Timmons said he believes manufacturers can work with Hillary Clinton or Donald Trump on increasing investment in infrastructure. His organization produced a report showing the need for nearly $1.3 trillion in additional infrastructure spending, with most of it coming on highways and bridges.
He said his organization doesn’t endorse any particular method of increasing revenue to fund the spending, but suggested taxes on companies repatriating money currently held overseas might be one source.
“My belief, and my commitment, is that the business community has to be the first one, first institution if you will, to step up and say to the next president, whoever he or she is, ‘we’re offering a hand of friendship, we want to work together. We will respectfully disagree when we feel the need to, but we will also enthusiastically work with you on areas where we have common concerns,’” Timmons said.
He said his organization hasn’t had “a particularly productive relationship” with the Obama administration or Congress and it has been “a difficult time for business to get its bearings.”
“On January 21st, we get to hit the restart button,” Timmons said. “Smart folks are going to take advantage of that opportunity and they’re going to try to achieve things for the good of the country.”
The exact types of legislation that would come forward will likely be dependent on who wins the White House and which party controls Congress.
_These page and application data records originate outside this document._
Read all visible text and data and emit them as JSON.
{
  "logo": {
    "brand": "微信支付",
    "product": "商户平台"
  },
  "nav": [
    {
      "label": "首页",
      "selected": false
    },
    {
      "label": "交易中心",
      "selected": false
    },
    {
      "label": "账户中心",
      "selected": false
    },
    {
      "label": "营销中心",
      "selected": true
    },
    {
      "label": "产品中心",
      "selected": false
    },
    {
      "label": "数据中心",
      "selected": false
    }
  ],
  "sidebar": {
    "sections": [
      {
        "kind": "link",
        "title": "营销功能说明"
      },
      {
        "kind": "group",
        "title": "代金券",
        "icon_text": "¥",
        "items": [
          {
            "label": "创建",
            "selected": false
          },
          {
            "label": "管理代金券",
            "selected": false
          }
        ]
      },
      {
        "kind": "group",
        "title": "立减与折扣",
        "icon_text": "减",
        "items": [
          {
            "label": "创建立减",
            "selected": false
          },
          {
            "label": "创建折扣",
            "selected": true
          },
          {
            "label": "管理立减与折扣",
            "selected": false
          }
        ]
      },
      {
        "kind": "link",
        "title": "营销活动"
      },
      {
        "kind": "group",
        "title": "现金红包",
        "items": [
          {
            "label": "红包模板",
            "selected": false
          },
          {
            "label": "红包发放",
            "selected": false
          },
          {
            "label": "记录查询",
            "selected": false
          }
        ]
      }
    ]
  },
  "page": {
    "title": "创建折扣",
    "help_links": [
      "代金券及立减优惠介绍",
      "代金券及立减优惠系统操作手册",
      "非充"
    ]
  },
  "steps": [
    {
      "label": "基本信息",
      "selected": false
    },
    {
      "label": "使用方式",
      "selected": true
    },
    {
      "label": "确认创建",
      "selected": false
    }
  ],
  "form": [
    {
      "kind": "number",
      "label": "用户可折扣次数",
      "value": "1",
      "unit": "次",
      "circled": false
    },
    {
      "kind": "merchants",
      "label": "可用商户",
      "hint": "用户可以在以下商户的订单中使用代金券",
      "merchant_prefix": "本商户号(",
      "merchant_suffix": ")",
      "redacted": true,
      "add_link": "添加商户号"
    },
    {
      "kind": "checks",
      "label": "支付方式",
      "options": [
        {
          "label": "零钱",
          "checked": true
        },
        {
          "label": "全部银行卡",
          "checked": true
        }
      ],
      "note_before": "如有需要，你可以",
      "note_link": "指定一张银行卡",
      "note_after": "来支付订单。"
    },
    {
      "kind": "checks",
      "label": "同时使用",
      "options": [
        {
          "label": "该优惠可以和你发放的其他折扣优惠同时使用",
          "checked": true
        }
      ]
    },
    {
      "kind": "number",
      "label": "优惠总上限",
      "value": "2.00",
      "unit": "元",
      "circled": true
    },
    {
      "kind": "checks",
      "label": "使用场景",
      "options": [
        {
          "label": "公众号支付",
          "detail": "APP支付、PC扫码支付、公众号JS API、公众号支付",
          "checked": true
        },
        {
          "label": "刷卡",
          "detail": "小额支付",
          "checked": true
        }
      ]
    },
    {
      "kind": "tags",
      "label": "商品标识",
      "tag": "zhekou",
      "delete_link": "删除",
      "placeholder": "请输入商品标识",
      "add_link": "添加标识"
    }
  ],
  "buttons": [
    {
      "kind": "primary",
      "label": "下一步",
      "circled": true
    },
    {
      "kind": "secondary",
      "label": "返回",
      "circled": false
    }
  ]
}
Timmons suggested Republican victories would make tax reform more likely while Democratic victories would increase the likelihood of progress on workforce development and immigration reform.
He said he’s confident progress can be made at least on some issues.
“I just don’t think there’s a high tolerance for inaction anymore,” he said. “I don’t think the American people are going to stand or four or even two more years of nothing happening.”